NTFS formatted discs, on the other hand, are capable of holding terabytes of info in one folder. But watch out, that format only works for PCs.



So what am I supposed to do with big files that need to play on both PC and MAC?



Okay. Here are the solutions to choose from:]

1)    Break your files into small junks of only 4 GBs or less and use the FAT32 format.


2) Buy software such as MacDrive for your PC


3) Transfer your large files onto one disc formatted with MAC OS Extended, and another disc formatted with NTFS.


4) Scrap the whole idea and go surfing here.


– Kirk


Thursday, February 7th, 2008

Okay, so you spend three months onlining and color correcting your film. It looks stunning and projects like a Technicolor masterpiece.  Excited to show your friends and reach a wider audience, you decide to stick the project or its trailer on Youtube. And of course, it instantly looks like dog meat: blocky, faded, desaturated and worst of all, it actually skips frames and looks out of sync. Dang it! 


So you in the Youtube film requirements. But when you upload it again, it still looks barfy.


And it will always look barfy because Youtube RECOMPRESSES every single film using very loose setting for Flash video. It needs to make it look cruddy because they need small files that take up small bandwidth since so many people upload shots of their cat looking out the window.

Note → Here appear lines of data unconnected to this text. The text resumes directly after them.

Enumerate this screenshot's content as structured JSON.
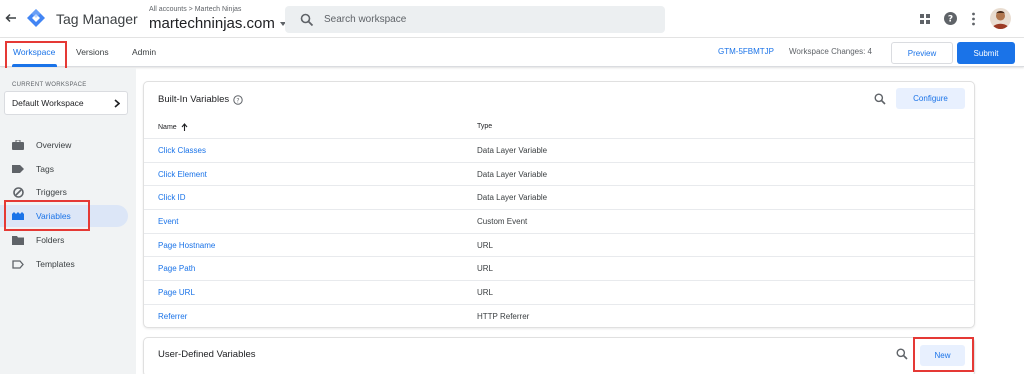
{
  "header": {
    "app_title": "Tag Manager",
    "breadcrumb": "All accounts > Martech Ninjas",
    "account_name": "martechninjas.com",
    "search_placeholder": "Search workspace"
  },
  "nav": {
    "tabs": [
      {
        "label": "Workspace",
        "active": true
      },
      {
        "label": "Versions",
        "active": false
      },
      {
        "label": "Admin",
        "active": false
      }
    ],
    "container_id": "GTM-5FBMTJP",
    "workspace_changes": "Workspace Changes: 4",
    "preview_label": "Preview",
    "submit_label": "Submit"
  },
  "sidebar": {
    "current_workspace_label": "CURRENT WORKSPACE",
    "workspace_name": "Default Workspace",
    "items": [
      {
        "label": "Overview",
        "icon": "briefcase-icon"
      },
      {
        "label": "Tags",
        "icon": "tag-icon"
      },
      {
        "label": "Triggers",
        "icon": "trigger-icon"
      },
      {
        "label": "Variables",
        "icon": "variables-icon",
        "active": true
      },
      {
        "label": "Folders",
        "icon": "folder-icon"
      },
      {
        "label": "Templates",
        "icon": "template-icon"
      }
    ]
  },
  "builtin": {
    "title": "Built-In Variables",
    "configure_label": "Configure",
    "col_name": "Name",
    "col_type": "Type",
    "rows": [
      {
        "name": "Click Classes",
        "type": "Data Layer Variable"
      },
      {
        "name": "Click Element",
        "type": "Data Layer Variable"
      },
      {
        "name": "Click ID",
        "type": "Data Layer Variable"
      },
      {
        "name": "Event",
        "type": "Custom Event"
      },
      {
        "name": "Page Hostname",
        "type": "URL"
      },
      {
        "name": "Page Path",
        "type": "URL"
      },
      {
        "name": "Page URL",
        "type": "URL"
      },
      {
        "name": "Referrer",
        "type": "HTTP Referrer"
      }
    ]
  },
  "userdefined": {
    "title": "User-Defined Variables",
    "new_label": "New"
  },
  "colors": {
    "accent": "#1a73e8",
    "highlight": "#e53935",
    "sidebar_bg": "#f1f3f4"
  }
}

Bottom line: If your content ROCKS, then it will be giant on Youtube. If your content is dependent on pristine color correction and the ideal image, then I’m afraid your film is going to look like dog meat and nothing more.


Shoot for content and story and the world is your oyster.


– kirk